Early populations of humans in the Americas had the same ancestry as modern Native Americans, according to studies published today (November 8) in Cell and Science. The data dispel any ideas based on the skull shapes of a few ancient remains that early populations were not related to modern Native Americans and give more clues about the waves of people who migrated from North America to South America thousands of years ago.

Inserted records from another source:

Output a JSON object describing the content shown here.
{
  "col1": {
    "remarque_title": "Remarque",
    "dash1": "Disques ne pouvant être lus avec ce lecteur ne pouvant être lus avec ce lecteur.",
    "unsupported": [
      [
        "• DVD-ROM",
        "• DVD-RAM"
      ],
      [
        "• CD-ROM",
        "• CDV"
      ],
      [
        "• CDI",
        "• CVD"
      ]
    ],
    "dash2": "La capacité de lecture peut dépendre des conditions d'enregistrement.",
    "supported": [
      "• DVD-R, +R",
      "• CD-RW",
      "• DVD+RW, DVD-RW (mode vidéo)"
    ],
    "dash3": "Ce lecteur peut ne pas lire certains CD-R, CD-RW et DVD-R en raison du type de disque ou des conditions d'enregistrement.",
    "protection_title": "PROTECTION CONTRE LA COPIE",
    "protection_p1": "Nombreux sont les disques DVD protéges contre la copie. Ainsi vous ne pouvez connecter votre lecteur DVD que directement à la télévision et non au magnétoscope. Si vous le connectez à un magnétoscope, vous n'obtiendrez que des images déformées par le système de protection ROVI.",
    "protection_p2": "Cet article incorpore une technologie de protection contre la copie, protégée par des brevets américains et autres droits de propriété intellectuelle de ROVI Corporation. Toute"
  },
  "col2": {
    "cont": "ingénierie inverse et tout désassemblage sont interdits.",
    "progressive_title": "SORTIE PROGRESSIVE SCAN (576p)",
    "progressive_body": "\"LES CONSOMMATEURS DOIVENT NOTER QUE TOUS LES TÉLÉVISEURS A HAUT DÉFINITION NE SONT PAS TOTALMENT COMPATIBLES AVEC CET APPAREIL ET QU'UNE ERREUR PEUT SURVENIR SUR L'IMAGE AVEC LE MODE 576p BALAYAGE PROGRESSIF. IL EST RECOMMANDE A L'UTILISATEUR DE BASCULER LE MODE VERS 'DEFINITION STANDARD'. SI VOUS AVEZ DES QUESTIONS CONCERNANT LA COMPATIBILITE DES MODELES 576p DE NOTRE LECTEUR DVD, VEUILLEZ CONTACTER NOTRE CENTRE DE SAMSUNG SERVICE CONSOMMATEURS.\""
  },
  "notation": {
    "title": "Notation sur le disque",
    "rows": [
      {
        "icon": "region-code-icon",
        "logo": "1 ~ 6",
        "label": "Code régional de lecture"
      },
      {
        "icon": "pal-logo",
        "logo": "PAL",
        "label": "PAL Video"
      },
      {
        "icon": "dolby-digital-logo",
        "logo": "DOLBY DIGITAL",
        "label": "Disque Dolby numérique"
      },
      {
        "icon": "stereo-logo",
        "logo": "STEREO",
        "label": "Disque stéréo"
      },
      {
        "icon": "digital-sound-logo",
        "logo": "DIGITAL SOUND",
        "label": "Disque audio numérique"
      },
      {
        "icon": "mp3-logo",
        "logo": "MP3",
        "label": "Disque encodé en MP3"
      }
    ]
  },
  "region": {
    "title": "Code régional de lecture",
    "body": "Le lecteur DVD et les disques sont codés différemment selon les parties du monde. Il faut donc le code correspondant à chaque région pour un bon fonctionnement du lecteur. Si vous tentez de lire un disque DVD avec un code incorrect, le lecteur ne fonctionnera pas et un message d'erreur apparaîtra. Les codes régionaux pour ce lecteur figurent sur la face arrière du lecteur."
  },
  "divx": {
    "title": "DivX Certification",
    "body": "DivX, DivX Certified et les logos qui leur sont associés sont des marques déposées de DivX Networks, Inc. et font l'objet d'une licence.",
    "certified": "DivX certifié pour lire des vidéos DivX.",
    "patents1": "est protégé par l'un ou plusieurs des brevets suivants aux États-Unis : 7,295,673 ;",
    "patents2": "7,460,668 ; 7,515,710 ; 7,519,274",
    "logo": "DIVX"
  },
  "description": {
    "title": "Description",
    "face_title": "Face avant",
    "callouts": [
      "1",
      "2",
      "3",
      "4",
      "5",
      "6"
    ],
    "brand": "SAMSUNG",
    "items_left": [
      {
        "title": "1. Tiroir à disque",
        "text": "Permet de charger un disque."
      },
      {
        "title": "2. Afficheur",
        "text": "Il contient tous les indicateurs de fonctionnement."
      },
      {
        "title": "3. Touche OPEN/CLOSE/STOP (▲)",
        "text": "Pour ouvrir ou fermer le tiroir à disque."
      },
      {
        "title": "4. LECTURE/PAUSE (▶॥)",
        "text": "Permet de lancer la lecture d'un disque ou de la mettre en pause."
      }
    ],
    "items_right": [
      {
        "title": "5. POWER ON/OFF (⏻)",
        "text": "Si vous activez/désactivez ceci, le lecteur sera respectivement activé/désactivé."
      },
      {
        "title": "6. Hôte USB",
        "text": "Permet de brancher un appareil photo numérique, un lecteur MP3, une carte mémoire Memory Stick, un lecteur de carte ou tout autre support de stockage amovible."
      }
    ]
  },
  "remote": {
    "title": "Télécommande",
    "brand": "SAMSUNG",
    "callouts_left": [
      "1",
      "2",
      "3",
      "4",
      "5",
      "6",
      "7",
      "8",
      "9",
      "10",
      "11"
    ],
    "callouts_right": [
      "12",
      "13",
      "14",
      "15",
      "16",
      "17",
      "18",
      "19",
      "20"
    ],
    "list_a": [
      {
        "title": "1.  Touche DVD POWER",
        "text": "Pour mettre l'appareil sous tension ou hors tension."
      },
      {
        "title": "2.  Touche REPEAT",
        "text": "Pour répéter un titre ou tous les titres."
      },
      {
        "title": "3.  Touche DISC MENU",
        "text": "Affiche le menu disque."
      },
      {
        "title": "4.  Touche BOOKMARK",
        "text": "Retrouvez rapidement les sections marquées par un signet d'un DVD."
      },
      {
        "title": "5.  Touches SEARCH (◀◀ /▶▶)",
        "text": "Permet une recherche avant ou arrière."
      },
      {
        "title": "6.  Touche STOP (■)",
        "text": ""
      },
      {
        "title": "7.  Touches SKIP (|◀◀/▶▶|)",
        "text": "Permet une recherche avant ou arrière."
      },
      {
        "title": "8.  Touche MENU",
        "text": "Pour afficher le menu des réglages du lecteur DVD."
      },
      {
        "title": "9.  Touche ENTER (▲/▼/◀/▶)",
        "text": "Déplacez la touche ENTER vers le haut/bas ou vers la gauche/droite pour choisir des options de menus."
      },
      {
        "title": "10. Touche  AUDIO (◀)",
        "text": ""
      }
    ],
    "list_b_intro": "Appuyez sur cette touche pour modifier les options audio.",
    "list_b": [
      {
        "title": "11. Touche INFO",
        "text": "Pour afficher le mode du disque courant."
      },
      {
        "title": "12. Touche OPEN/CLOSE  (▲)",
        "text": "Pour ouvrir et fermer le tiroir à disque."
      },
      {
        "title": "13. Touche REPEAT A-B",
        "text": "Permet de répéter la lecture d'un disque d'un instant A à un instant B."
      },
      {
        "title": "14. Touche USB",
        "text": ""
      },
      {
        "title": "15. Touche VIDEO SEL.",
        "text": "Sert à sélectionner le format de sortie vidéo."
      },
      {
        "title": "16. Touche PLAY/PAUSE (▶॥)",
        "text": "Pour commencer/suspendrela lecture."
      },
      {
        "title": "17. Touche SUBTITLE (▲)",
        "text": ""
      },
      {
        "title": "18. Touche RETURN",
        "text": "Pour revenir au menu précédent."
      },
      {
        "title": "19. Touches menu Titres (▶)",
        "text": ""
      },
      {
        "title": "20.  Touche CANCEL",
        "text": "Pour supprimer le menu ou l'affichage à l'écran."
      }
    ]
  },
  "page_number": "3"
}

The two studies combined analyzed the genomic data of more than 60 individuals who lived in the lands between Alaska and Patagonia 700 to 10,000 years ago. Because of the limited data prior to this work, “the [genetic] models that we’ve been using to explain the peopling of the Americas have always been oversimplified,” Jennifer Raff, an anthropological geneticist at the University of Kansas in Lawrence who was not involved in the studies, tells Science. But adding genomes to the dataset allowed two teams, one led by Eske Willerslev, an evolutionary geneticist at the University of Copenhagen, and another by population geneticist David Reich of Harvard Medical School, to clarify the picture of how human populations moved about the Americas millennia ago.
Willerslev’s data, reported in Science, show that “this is our homeland, these are our ancestors,” Rochanne Downs, the cultural coordinator of the Fallon Paiute-Shoshone Tribe in Nevada, where the team collected some of the data, tells Science. Willerslev’s team compared the genetic data of 10,700-year-old remains from the Spirit Cave, which the Fallon Paiute-Shoshone Tribe had been trying to repatriate, to that of 12,700-year-old remains from an Anzick child from Montana and found a related ancestry.
The child is considered part of what’s known as Clovis culture, and the results in Science link Clovis culture to both the Spirit Cave individual—who is associated with a tradition older than Clovis culture—and to 10,000-year-old remains from Brazil. “A key discovery was that a Clovis culture-associated individual from North America dating to around 12,800 years ago shares distinctive ancestry with the oldest Chilean, Brazilian, and Belizean individuals,” Cosimo Posth of the Planck Institute who coauthored the Cell study says in a media release. “This supports the hypothesis that the expansion of people who spread the Clovis culture in North America also reached Central and South America.”
The result also “tells us that the peopling of Central and South America not only was fast but also it was accompanied by multiple waves, some of which disappeared and some others which left a strong genetic impact all the way until today,” Posth tells Gizmodo.